Once again, the question arises of what we translate/adapt/port when we translate a digital work of art for digitally enhanced venues and for an audience of “digital natives.”

In the course of translation of Sea and Spar Between and its adaptation for different platforms, the process of negotiation between the source language and the target language involves the factors unseen in traditional translation. Strickland and Montfort read Dickinson and Melville and parse their readings into a computer program, which as a translation, or port, from Python to javascript, is already a derivative. This collision of cultures, languages and tools is amplified when transposed into a different language. The transposition involves the original authors of Sea and Spar Between, the original translators of Dickinson and Melville into Polish, and us, turning the process into a multilayered translational challenge, something we propose to call a distributed translation. The forthcoming port to Kinect makes these issues even more challenging and exciting.

  1. Montfort, N., Strickland, S. (2013). Cut to fit the toolspoon course. Digital Humanities Quarterly, 7(1).
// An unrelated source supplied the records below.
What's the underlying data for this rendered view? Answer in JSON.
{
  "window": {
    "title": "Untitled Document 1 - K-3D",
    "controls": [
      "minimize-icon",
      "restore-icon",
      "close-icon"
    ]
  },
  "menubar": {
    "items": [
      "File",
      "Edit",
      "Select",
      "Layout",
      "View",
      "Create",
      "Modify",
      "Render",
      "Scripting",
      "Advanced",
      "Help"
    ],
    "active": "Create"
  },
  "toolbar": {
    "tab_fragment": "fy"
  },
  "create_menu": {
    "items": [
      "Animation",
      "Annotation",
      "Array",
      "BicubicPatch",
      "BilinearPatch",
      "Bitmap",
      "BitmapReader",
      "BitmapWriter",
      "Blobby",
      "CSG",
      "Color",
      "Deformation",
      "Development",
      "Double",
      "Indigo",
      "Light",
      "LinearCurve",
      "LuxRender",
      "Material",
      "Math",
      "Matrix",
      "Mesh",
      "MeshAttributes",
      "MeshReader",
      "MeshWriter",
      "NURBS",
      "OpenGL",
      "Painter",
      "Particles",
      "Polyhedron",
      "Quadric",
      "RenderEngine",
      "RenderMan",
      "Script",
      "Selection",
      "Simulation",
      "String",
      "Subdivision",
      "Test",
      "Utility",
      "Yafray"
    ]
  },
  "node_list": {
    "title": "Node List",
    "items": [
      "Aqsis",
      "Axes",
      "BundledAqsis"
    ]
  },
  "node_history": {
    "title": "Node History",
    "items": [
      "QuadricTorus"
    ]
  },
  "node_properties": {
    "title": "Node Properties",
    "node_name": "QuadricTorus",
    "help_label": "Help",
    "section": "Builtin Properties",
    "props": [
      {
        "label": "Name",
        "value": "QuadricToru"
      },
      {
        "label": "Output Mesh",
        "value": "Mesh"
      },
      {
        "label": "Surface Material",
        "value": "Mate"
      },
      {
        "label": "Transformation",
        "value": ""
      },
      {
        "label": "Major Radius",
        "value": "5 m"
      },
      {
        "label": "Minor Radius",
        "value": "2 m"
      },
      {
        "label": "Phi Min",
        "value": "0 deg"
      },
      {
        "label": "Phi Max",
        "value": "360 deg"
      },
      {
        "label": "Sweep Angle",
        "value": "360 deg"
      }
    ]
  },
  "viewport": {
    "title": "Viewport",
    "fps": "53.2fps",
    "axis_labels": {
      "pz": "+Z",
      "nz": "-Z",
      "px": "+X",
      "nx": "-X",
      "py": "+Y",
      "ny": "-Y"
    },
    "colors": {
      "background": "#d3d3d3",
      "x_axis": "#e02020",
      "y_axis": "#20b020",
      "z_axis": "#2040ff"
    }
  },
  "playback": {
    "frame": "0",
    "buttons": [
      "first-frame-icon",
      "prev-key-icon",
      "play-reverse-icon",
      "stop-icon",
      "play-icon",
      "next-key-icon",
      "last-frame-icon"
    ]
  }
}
  2. Montfort, N., Strickland, S. (2014). Spars of Language Find at Sea. Formules, 18.